‘Tis the season for holiday planning. It can be a stressful time: do we visit the museums? Or the beach? It’s easy for one person – and even two, three or four people – to decide what to do. But as the group gets larger, human beings become unable to reach a consensus. The result is often that one person seems to get his or her way but it doesn’t have to be. Why? When it comes to mass planning, more is different.
More Is Different was the title of a 1972 paper by the Princeton University physicist Philip Anderson. What he meant was that individual behaviour is different to group behaviour. You can’t always understand something by taking it apart and examining the properties and proclivities of its constituent parts. That is true whether you’re talking about a collection of atoms, people, or – as Iain D Couzin is doing this month – baboons.

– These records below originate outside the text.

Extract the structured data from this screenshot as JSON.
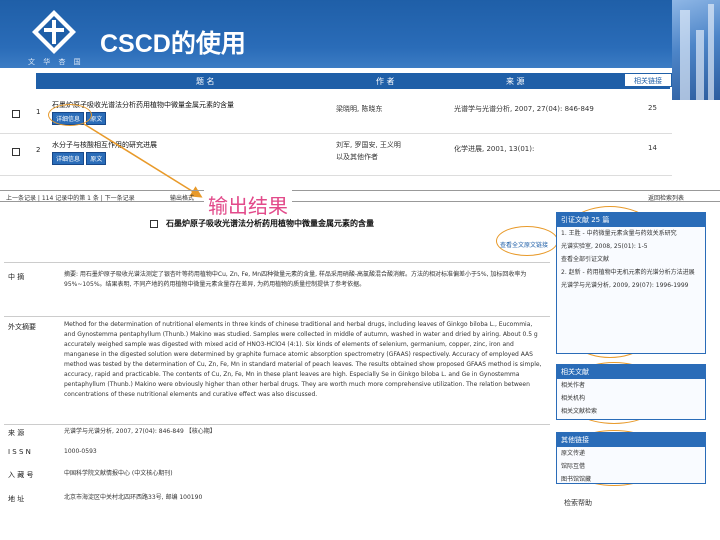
{
  "slide": {
    "title": "CSCD的使用",
    "logo_text": "文 华 杏 国"
  },
  "table": {
    "headers": [
      "题  名",
      "作  者",
      "来  源"
    ],
    "tab_label": "相关链接",
    "rows": [
      {
        "num": "1",
        "title": "石墨炉原子吸收光谱法分析药用植物中微量金属元素的含量",
        "btn1": "详细信息",
        "btn2": "原文",
        "authors": "梁晓明, 陈晓东",
        "source": "光谱学与光谱分析, 2007, 27(04): 846-849",
        "extra": "25"
      },
      {
        "num": "2",
        "title": "水分子与核酸相互作用的研究进展",
        "btn1": "详细信息",
        "btn2": "原文",
        "authors": "刘军, 罗国安, 王义明",
        "authors2": "以及其他作者",
        "source": "化学进展, 2001, 13(01):",
        "extra": "14"
      }
    ]
  },
  "navbar": {
    "left": "上一条记录 | 114 记录中的第 1 条 | 下一条记录",
    "mid": "输出格式",
    "right": "返回检索列表"
  },
  "callout": "输出结果",
  "detail": {
    "title": "石墨炉原子吸收光谱法分析药用植物中微量金属元素的含量",
    "fulltext_btn": "查看全文原文链接",
    "abstract_label": "中  摘",
    "abstract_cn": "摘要: 用石墨炉原子吸收光谱法测定了银杏叶等药用植物中Cu, Zn, Fe, Mn四种微量元素的含量, 样品采用硝酸-高氯酸混合酸消解。方法的相对标准偏差小于5%, 加标回收率为95%~105%。结果表明, 不同产地的药用植物中微量元素含量存在差异, 为药用植物的质量控制提供了参考依据。",
    "en_label": "外文摘要",
    "abstract_en": "Method for the determination of nutritional elements in three kinds of chinese traditional and herbal drugs, including leaves of Ginkgo biloba L., Eucommia, and Gynostemma pentaphyllum (Thunb.) Makino was studied. Samples were collected in middle of autumn, washed in water and dried by airing. About 0.5 g accurately weighed sample was digested with mixed acid of HNO3-HClO4 (4:1). Six kinds of elements of selenium, germanium, copper, zinc, iron and manganese in the digested solution were determined by graphite furnace atomic absorption spectrometry (GFAAS) respectively. Accuracy of employed AAS method was tested by the determination of Cu, Zn, Fe, Mn in standard material of peach leaves. The results obtained show proposed GFAAS method is simple, accuracy, rapid and practicable. The contents of Cu, Zn, Fe, Mn in these plant leaves are high. Especially Se in Ginkgo biloba L. and Ge in Gynostemma pentaphyllum (Thunb.) Makino were obviously higher than other herbal drugs. They are worth much more comprehensive utilization. The relation between concentrations of these nutritional elements and curative effect was also discussed.",
    "journal_label": "来  源",
    "journal": "光谱学与光谱分析, 2007, 27(04): 846-849 【核心期】",
    "issn_label": "I S S N",
    "issn": "1000-0593",
    "inst_label": "入 藏 号",
    "inst": "中国科学院文献情报中心 (中文核心期刊)",
    "addr_label": "地  址",
    "addr": "北京市海淀区中关村北四环西路33号, 邮编 100190"
  },
  "sidebar": {
    "cited_header": "引证文献  25 篇",
    "cited_1": "1.  王胜 - 中药微量元素含量与药效关系研究",
    "cited_1_src": "光谱实验室, 2008, 25(01): 1-5",
    "cited_more": "查看全部引证文献",
    "cited_2": "2.  赵新 - 药用植物中无机元素的光谱分析方法进展",
    "cited_2_src": "光谱学与光谱分析, 2009, 29(07): 1996-1999",
    "related_header": "相关文献",
    "related": [
      "相关作者",
      "相关机构",
      "相关文献检索"
    ],
    "links_header": "其他链接",
    "links": [
      "原文传递",
      "馆际互借",
      "图书馆馆藏"
    ],
    "footer": "检索帮助"
  }
}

Couzin, also at Princeton, researches group behaviour in animals. He is in London to give a conference talk at the Science Museum. The meeting covers a swath of “emergent” group behaviours: the emergence of resistance to antibiotics, for instance. One bacterium can’t develop it but a group achieves it together. Then there is the flocking behaviour of starlings and the swarming of locusts.

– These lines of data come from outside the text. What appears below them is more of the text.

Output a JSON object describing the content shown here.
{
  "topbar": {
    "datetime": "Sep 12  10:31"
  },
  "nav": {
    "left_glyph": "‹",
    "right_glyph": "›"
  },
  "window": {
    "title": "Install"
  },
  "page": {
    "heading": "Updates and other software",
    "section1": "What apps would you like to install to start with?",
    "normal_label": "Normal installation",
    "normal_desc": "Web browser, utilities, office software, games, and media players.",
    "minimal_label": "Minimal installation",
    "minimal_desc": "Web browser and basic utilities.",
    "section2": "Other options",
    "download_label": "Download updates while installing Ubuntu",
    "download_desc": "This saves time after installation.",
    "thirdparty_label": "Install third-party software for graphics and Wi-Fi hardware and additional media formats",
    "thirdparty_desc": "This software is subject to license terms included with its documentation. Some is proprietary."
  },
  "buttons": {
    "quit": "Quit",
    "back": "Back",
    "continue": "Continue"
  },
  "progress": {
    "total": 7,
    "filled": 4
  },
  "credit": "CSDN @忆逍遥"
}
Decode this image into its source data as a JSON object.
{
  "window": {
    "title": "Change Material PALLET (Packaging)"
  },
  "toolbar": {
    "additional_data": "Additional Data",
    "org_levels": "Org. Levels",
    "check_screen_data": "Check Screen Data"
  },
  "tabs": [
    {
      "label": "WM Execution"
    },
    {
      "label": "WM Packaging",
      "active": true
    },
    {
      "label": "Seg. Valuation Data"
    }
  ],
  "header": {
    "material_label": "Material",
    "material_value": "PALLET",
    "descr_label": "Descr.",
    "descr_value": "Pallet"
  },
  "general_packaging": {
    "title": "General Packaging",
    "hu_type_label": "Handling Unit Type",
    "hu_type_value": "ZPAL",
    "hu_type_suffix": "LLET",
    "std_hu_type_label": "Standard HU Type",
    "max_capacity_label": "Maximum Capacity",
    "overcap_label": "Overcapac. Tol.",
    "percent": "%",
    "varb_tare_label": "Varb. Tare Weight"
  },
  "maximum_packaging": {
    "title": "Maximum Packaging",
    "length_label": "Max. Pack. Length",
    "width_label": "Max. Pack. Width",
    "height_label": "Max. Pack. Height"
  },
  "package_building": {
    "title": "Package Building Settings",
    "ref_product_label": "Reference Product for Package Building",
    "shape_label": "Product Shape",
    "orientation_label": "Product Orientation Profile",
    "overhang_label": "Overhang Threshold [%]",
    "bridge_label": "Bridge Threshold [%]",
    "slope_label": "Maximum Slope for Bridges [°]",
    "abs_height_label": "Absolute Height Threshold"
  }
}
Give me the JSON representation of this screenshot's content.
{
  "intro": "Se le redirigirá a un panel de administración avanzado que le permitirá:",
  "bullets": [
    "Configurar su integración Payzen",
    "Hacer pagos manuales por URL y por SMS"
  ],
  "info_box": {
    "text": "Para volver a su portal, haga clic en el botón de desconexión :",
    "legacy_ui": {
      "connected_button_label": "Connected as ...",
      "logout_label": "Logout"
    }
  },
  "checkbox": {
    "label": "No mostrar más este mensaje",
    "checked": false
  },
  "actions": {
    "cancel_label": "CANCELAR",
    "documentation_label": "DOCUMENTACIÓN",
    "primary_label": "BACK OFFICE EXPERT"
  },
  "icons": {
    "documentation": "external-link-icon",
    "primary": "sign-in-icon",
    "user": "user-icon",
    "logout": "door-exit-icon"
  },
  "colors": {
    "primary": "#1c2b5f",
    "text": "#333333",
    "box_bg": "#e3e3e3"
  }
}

Spacecrafts can also be built to show emergent behaviour. Flying in adaptable formations and following simple rules, much like flocks of birds, they can navigate obstacles and find landmarks or landing sites more efficiently. Atoms that group together in ways dictated by simple forces can also display complex emergent properties. Superconductivity, the ability to conduct electricity without energy-sapping resistance, is one. Superfluidity, which allows helium atoms to defy gravity and flow up the walls of a container, is another.
It’s likely that some processes within our bodies are emergent phenomena. Couzin’s work has suggested that memory and recognition rely on co-ordinated activity between groups of neurons, raising the possibility that dementia may mark a failure of emergent phenomena in the brain. It is possible that other emergent phenomena regulate our physical health; if we can get a handle on these, they may open the door to new treatments.

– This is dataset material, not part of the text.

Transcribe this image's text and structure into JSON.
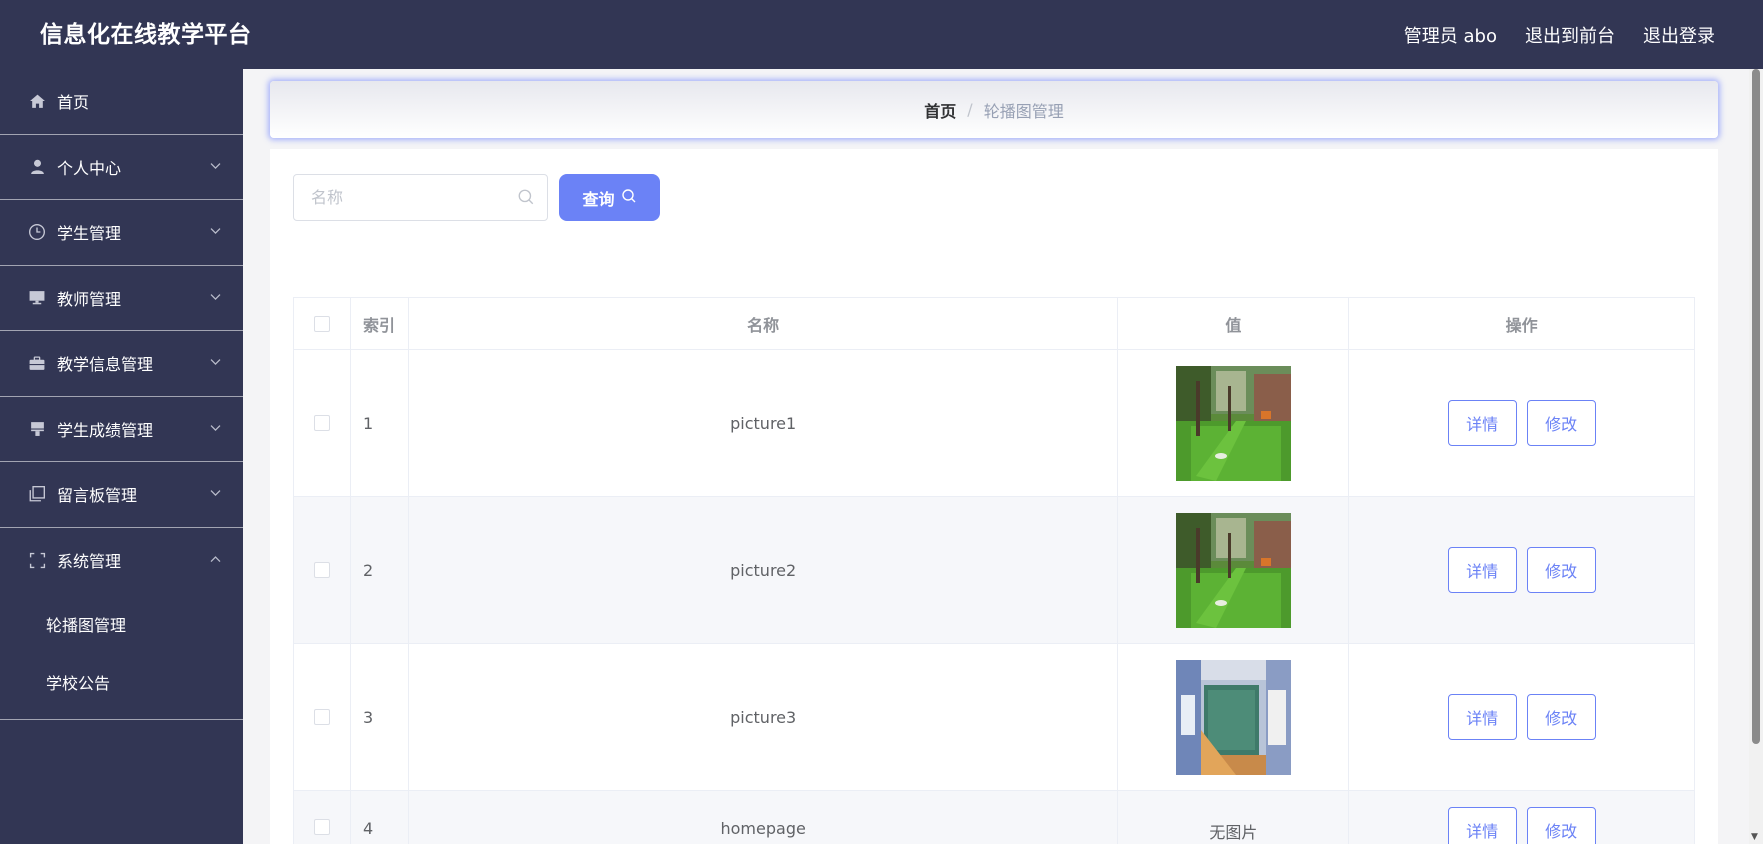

But the promise that comes from studying emergent properties is not just medical or technological – it is also societal. Watching the behaviour of primates, aware of their lack of language, we usually imagine one individual dictating to the group. Couzin’s most recent research suggests we couldn’t be more wrong. In a paper published in the journal Science last month, Couzin and his co-workers showed that baboons won’t follow a despotic leader.
Like people, baboons live in groups with close but complex social bonds. Individuals have varying skills and different levels of dominance – some are alphas, some decidedly not. Yet when it comes to important decisions about the future, everyone has an equal voice, if they choose to use it. When a call has to be made about, say, where to look for food or water, many offer suggestions. If a proportion of their proposed paths align closely enough, a solution emerges. Couzin’s team showed that the direction taken is a compromise: the average of the closely aligning suggestions.
It’s an enticing prospect. Remember, evolution is the master of stumbling upon optimal solutions. If you’re fed up with despotic holiday planners, band together and be more baboon.